> **TO DO**:
Which lines run from the one containing "Extract the structured" to the end of the material below? Copy them exactly, pictures excluded.

> **DATA UNDER STUDY**:

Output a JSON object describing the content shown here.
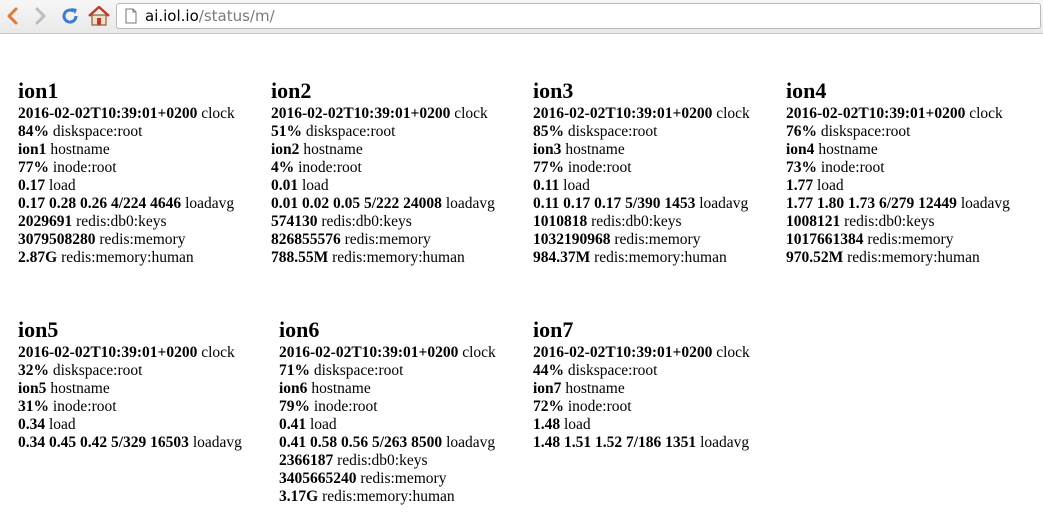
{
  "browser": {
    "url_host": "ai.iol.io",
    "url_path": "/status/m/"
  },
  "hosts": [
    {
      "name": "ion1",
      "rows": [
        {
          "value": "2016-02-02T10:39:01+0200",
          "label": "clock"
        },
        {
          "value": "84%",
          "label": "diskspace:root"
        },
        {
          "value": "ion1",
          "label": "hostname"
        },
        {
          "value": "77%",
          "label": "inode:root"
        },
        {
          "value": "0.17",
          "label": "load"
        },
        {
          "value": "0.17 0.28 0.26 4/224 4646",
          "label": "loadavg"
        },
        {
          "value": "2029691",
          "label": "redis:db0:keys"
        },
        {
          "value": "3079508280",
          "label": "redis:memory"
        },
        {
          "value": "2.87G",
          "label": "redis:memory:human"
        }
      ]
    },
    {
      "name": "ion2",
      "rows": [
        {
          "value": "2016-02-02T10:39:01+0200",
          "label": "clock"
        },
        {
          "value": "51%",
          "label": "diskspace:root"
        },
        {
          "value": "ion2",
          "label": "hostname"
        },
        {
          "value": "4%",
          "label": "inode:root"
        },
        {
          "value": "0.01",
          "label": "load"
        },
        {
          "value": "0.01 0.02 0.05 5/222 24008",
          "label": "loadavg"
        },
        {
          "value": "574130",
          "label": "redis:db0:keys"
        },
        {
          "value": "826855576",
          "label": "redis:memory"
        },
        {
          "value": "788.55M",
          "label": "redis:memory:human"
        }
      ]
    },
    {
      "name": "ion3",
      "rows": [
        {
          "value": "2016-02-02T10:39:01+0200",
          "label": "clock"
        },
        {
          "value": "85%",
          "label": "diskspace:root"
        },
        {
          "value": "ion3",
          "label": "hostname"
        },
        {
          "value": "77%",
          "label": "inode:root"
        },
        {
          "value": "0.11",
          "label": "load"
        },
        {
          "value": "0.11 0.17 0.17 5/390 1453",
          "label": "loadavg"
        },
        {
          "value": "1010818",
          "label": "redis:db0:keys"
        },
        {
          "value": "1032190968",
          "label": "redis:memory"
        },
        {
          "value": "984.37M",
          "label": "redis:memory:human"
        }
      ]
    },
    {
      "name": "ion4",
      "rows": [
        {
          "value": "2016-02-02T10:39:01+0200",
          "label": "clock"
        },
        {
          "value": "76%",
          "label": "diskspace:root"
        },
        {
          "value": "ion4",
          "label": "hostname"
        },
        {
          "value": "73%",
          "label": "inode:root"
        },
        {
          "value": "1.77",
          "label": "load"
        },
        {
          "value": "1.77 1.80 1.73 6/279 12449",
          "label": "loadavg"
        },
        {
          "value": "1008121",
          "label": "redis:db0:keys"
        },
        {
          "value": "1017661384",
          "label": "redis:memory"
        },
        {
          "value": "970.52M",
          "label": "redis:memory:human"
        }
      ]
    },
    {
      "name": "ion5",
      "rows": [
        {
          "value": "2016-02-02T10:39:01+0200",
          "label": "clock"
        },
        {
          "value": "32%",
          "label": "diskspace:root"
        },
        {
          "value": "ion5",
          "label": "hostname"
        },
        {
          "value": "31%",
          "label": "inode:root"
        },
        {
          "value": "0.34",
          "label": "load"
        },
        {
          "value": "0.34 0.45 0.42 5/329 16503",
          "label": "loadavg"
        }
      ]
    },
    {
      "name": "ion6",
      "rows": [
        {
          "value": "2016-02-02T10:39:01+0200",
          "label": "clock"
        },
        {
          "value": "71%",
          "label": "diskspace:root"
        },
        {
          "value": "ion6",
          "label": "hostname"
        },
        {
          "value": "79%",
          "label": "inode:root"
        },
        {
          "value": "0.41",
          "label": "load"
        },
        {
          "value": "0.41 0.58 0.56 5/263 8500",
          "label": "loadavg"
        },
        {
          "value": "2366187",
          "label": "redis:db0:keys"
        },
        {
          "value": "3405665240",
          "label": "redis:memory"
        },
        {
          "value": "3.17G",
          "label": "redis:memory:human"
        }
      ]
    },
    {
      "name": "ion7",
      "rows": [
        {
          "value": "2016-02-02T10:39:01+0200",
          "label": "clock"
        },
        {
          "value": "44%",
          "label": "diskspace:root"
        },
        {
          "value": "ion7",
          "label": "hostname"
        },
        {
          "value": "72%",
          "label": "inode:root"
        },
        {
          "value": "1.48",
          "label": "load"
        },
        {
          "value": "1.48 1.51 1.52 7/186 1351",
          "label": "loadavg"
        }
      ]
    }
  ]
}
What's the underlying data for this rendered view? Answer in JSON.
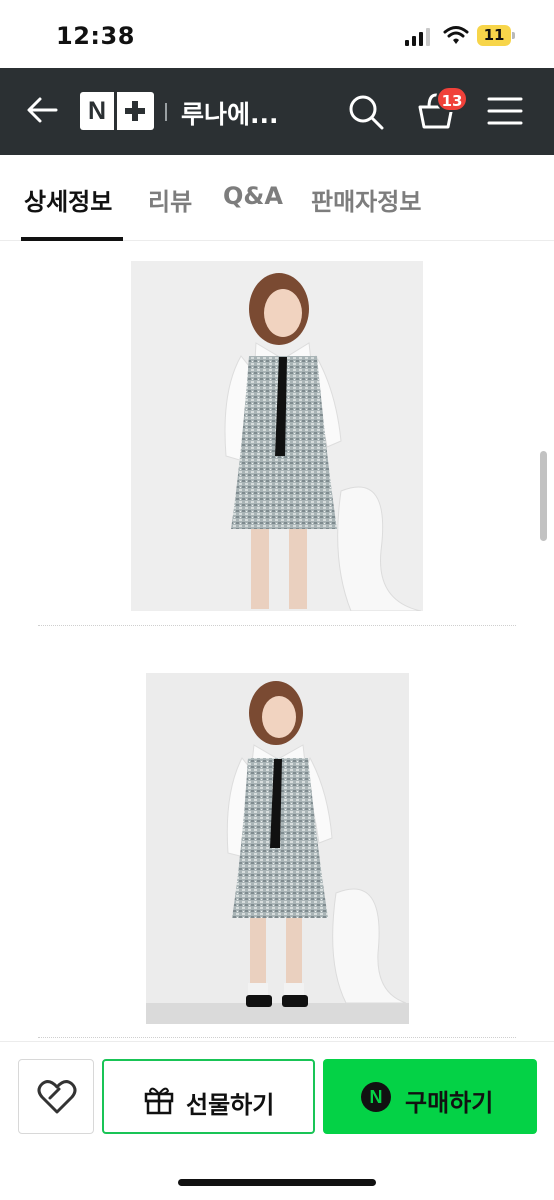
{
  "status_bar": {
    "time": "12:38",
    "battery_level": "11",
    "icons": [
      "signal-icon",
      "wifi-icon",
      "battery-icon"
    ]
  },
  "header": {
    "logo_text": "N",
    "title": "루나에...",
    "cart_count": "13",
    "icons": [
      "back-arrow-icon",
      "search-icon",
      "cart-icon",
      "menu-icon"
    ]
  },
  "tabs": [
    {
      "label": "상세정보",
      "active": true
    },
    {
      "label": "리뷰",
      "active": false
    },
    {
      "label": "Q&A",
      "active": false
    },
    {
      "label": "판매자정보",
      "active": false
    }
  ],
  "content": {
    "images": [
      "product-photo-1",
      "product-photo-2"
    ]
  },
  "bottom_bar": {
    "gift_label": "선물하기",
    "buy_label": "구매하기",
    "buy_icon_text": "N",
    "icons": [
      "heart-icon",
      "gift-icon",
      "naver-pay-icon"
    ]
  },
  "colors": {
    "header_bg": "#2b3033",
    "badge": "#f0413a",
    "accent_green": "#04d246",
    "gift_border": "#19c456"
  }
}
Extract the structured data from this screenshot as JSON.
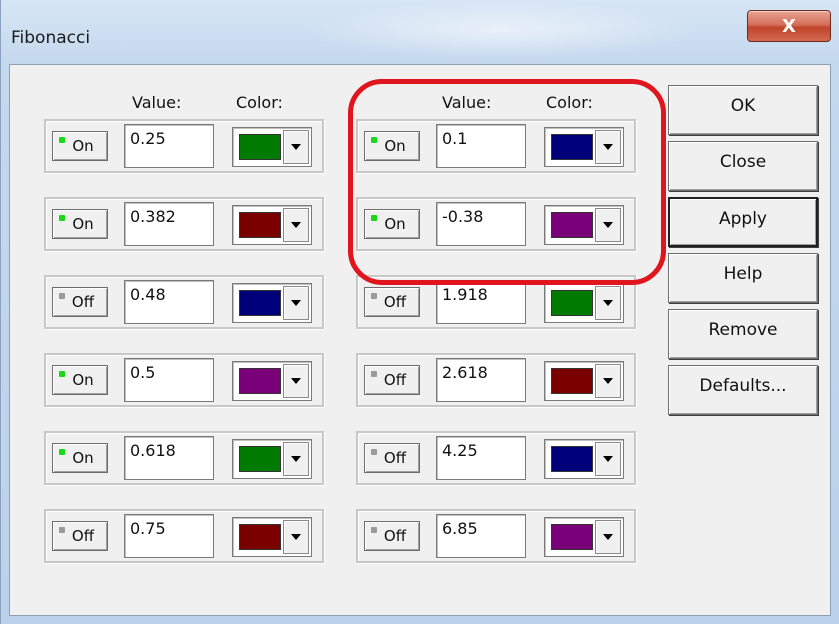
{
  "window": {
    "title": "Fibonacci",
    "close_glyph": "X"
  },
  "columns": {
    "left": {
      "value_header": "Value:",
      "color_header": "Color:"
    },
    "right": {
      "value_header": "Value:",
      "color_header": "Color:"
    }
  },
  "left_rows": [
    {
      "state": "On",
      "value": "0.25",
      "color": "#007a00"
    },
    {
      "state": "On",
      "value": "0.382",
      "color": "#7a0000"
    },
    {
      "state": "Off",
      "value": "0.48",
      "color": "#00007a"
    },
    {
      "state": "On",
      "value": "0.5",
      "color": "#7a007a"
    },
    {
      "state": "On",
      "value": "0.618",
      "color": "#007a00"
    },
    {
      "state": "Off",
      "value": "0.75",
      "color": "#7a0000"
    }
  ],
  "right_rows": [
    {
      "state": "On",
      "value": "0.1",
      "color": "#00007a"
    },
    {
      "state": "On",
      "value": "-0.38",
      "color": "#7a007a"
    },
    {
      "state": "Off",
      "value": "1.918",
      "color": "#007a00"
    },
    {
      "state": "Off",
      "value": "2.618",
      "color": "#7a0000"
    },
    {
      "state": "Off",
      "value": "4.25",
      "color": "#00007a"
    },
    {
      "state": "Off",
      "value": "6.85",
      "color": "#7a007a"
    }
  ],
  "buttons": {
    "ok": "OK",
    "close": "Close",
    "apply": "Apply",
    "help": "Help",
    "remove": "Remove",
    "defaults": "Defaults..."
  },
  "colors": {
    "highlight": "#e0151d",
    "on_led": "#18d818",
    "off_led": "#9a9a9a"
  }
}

> **PROBLEM SOLUTION**:
Extract the structured data from this screenshot as JSON.
{
  "window": {
    "title": "Fibonacci",
    "close_glyph": "X"
  },
  "columns": {
    "left": {
      "value_header": "Value:",
      "color_header": "Color:"
    },
    "right": {
      "value_header": "Value:",
      "color_header": "Color:"
    }
  },
  "left_rows": [
    {
      "state": "On",
      "value": "0.25",
      "color": "#007a00"
    },
    {
      "state": "On",
      "value": "0.382",
      "color": "#7a0000"
    },
    {
      "state": "Off",
      "value": "0.48",
      "color": "#00007a"
    },
    {
      "state": "On",
      "value": "0.5",
      "color": "#7a007a"
    },
    {
      "state": "On",
      "value": "0.618",
      "color": "#007a00"
    },
    {
      "state": "Off",
      "value": "0.75",
      "color": "#7a0000"
    }
  ],
  "right_rows": [
    {
      "state": "On",
      "value": "0.1",
      "color": "#00007a"
    },
    {
      "state": "On",
      "value": "-0.38",
      "color": "#7a007a"
    },
    {
      "state": "Off",
      "value": "1.918",
      "color": "#007a00"
    },
    {
      "state": "Off",
      "value": "2.618",
      "color": "#7a0000"
    },
    {
      "state": "Off",
      "value": "4.25",
      "color": "#00007a"
    },
    {
      "state": "Off",
      "value": "6.85",
      "color": "#7a007a"
    }
  ],
  "buttons": {
    "ok": "OK",
    "close": "Close",
    "apply": "Apply",
    "help": "Help",
    "remove": "Remove",
    "defaults": "Defaults..."
  },
  "colors": {
    "highlight": "#e0151d",
    "on_led": "#18d818",
    "off_led": "#9a9a9a"
  }
}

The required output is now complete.